**YOUR TASK**
Among the entries that follow, some lines contain the word "ریال". Show all of them.

**SOURCE INFORMATION**
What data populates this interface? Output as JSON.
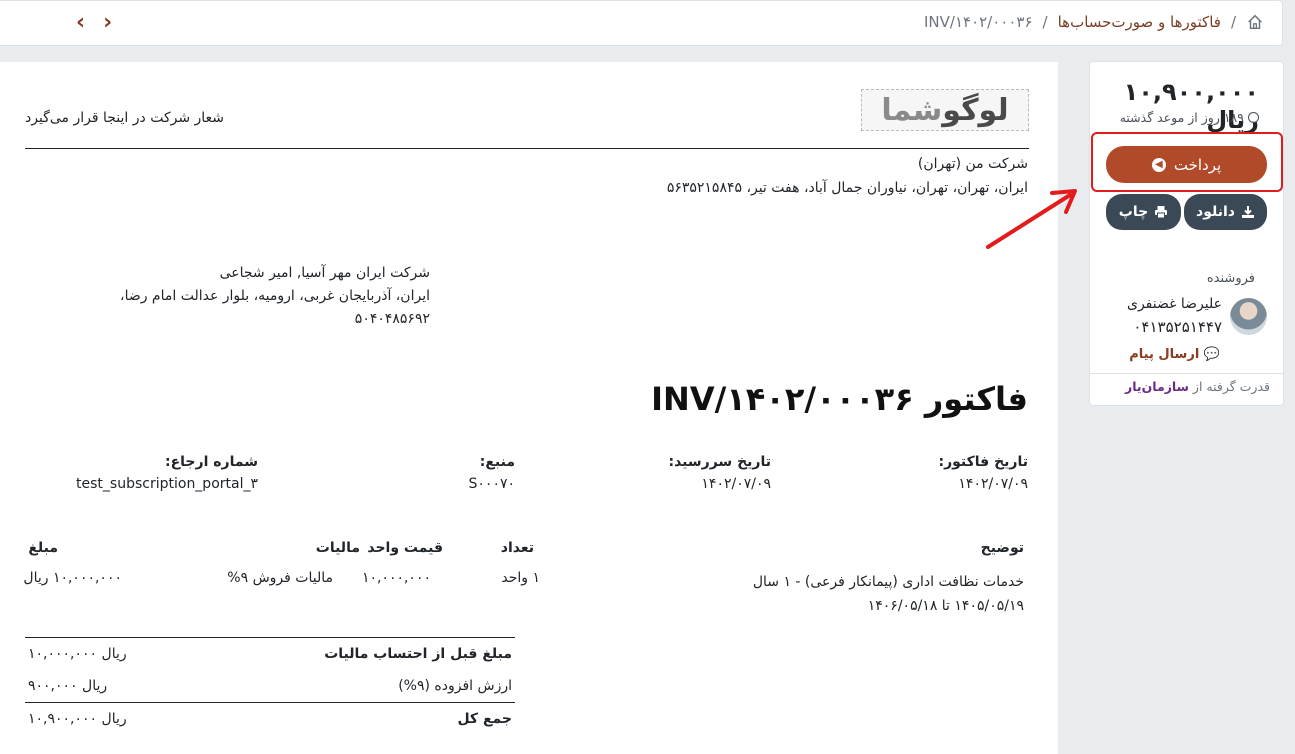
{
  "breadcrumb": {
    "parent": "فاکتورها و صورت‌حساب‌ها",
    "current": "INV/۱۴۰۲/۰۰۰۳۶",
    "separator": "/"
  },
  "nav": {
    "prev": "‹",
    "next": "›"
  },
  "invoice": {
    "logo": {
      "part1": "لوگو",
      "part2": "شما"
    },
    "slogan": "شعار شرکت در اینجا قرار می‌گیرد",
    "company": {
      "name": "شرکت من (تهران)",
      "address": "ایران، تهران، تهران، نیاوران جمال آباد، هفت تیر، ۵۶۳۵۲۱۵۸۴۵"
    },
    "customer": {
      "name": "شرکت ایران مهر آسیا, امیر شجاعی",
      "address": "ایران، آذربایجان غربی، ارومیه، بلوار عدالت امام رضا،",
      "postal": "۵۰۴۰۴۸۵۶۹۲"
    },
    "title": "فاکتور INV/۱۴۰۲/۰۰۰۳۶",
    "meta": [
      {
        "label": "تاریخ فاکتور:",
        "value": "۱۴۰۲/۰۷/۰۹"
      },
      {
        "label": "تاریخ سررسید:",
        "value": "۱۴۰۲/۰۷/۰۹"
      },
      {
        "label": "منبع:",
        "value": "S۰۰۰۷۰"
      },
      {
        "label": "شماره ارجاع:",
        "value": "test_subscription_portal_۳"
      }
    ],
    "columns": {
      "description": "توضیح",
      "qty": "تعداد",
      "unit_price": "قیمت واحد",
      "tax": "مالیات",
      "amount": "مبلغ"
    },
    "line": {
      "description": "خدمات نظافت اداری (پیمانکار فرعی) - ۱ سال",
      "period": "۱۴۰۵/۰۵/۱۹ تا ۱۴۰۶/۰۵/۱۸",
      "qty": "۱ واحد",
      "unit_price": "۱۰,۰۰۰,۰۰۰",
      "tax": "مالیات فروش ۹%",
      "amount": "۱۰,۰۰۰,۰۰۰ ریال"
    },
    "totals": {
      "untaxed_label": "مبلغ قبل از احتساب مالیات",
      "untaxed_value": "۱۰,۰۰۰,۰۰۰ ریال",
      "vat_label": "ارزش افزوده (۹%)",
      "vat_value": "۹۰۰,۰۰۰ ریال",
      "total_label": "جمع کل",
      "total_value": "۱۰,۹۰۰,۰۰۰ ریال"
    }
  },
  "sidebar": {
    "amount": "۱۰,۹۰۰,۰۰۰ ریال",
    "due": "۱۸۹ روز از موعد گذشته",
    "pay_label": "پرداخت",
    "download_label": "دانلود",
    "print_label": "چاپ",
    "seller_label": "فروشنده",
    "seller_name": "علیرضا غضنفری",
    "seller_phone": "۰۴۱۳۵۲۵۱۴۴۷",
    "message_label": "ارسال پیام",
    "powered_label": "قدرت گرفته از",
    "powered_brand": "سازمان‌یار"
  },
  "colors": {
    "accent": "#b14a28",
    "dark_button": "#3b4856",
    "highlight": "#e31b1b"
  }
}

**WRITTEN ANSWER**
      "amount": "۱۰,۰۰۰,۰۰۰ ریال"
      "untaxed_value": "۱۰,۰۰۰,۰۰۰ ریال",
      "vat_value": "۹۰۰,۰۰۰ ریال",
      "total_value": "۱۰,۹۰۰,۰۰۰ ریال"
    "amount": "۱۰,۹۰۰,۰۰۰ ریال",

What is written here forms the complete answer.